[Your objective] Each record must reappear in the answer exactly as it is written.

(Supplied data Opens)

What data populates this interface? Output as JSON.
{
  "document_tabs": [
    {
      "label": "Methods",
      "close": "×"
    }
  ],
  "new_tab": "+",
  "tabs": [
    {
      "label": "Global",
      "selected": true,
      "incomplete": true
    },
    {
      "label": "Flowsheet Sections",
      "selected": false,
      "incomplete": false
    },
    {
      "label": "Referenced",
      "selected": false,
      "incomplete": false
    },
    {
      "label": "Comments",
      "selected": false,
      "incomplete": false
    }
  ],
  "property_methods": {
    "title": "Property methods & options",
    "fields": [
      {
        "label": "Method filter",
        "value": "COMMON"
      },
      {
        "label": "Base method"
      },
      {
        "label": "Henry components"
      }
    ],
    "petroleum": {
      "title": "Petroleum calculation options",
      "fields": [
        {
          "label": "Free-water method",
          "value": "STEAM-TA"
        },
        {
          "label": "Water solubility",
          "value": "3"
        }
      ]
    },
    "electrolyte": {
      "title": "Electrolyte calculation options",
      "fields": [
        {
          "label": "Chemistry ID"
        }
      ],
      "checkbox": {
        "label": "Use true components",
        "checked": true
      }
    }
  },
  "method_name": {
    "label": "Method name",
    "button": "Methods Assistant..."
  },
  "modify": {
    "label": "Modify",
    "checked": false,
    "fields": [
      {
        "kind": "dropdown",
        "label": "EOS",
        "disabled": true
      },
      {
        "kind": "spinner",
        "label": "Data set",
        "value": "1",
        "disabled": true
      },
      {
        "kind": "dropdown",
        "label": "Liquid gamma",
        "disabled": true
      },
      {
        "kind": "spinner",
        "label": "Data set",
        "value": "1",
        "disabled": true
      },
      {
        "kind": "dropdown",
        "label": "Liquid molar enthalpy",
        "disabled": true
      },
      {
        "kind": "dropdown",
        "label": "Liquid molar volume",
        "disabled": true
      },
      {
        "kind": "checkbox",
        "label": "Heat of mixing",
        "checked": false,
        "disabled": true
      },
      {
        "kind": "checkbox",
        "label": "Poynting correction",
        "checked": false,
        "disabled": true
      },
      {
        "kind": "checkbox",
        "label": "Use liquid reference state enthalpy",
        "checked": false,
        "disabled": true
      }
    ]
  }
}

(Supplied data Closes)

[Output for this task]
What data populates this interface? Output as JSON.
{
  "document_tabs": [
    {
      "label": "Methods",
      "close": "×"
    }
  ],
  "new_tab": "+",
  "tabs": [
    {
      "label": "Global",
      "selected": true,
      "incomplete": true
    },
    {
      "label": "Flowsheet Sections",
      "selected": false,
      "incomplete": false
    },
    {
      "label": "Referenced",
      "selected": false,
      "incomplete": false
    },
    {
      "label": "Comments",
      "selected": false,
      "incomplete": false
    }
  ],
  "property_methods": {
    "title": "Property methods & options",
    "fields": [
      {
        "label": "Method filter",
        "value": "COMMON"
      },
      {
        "label": "Base method"
      },
      {
        "label": "Henry components"
      }
    ],
    "petroleum": {
      "title": "Petroleum calculation options",
      "fields": [
        {
          "label": "Free-water method",
          "value": "STEAM-TA"
        },
        {
          "label": "Water solubility",
          "value": "3"
        }
      ]
    },
    "electrolyte": {
      "title": "Electrolyte calculation options",
      "fields": [
        {
          "label": "Chemistry ID"
        }
      ],
      "checkbox": {
        "label": "Use true components",
        "checked": true
      }
    }
  },
  "method_name": {
    "label": "Method name",
    "button": "Methods Assistant..."
  },
  "modify": {
    "label": "Modify",
    "checked": false,
    "fields": [
      {
        "kind": "dropdown",
        "label": "EOS",
        "disabled": true
      },
      {
        "kind": "spinner",
        "label": "Data set",
        "value": "1",
        "disabled": true
      },
      {
        "kind": "dropdown",
        "label": "Liquid gamma",
        "disabled": true
      },
      {
        "kind": "spinner",
        "label": "Data set",
        "value": "1",
        "disabled": true
      },
      {
        "kind": "dropdown",
        "label": "Liquid molar enthalpy",
        "disabled": true
      },
      {
        "kind": "dropdown",
        "label": "Liquid molar volume",
        "disabled": true
      },
      {
        "kind": "checkbox",
        "label": "Heat of mixing",
        "checked": false,
        "disabled": true
      },
      {
        "kind": "checkbox",
        "label": "Poynting correction",
        "checked": false,
        "disabled": true
      },
      {
        "kind": "checkbox",
        "label": "Use liquid reference state enthalpy",
        "checked": false,
        "disabled": true
      }
    ]
  }
}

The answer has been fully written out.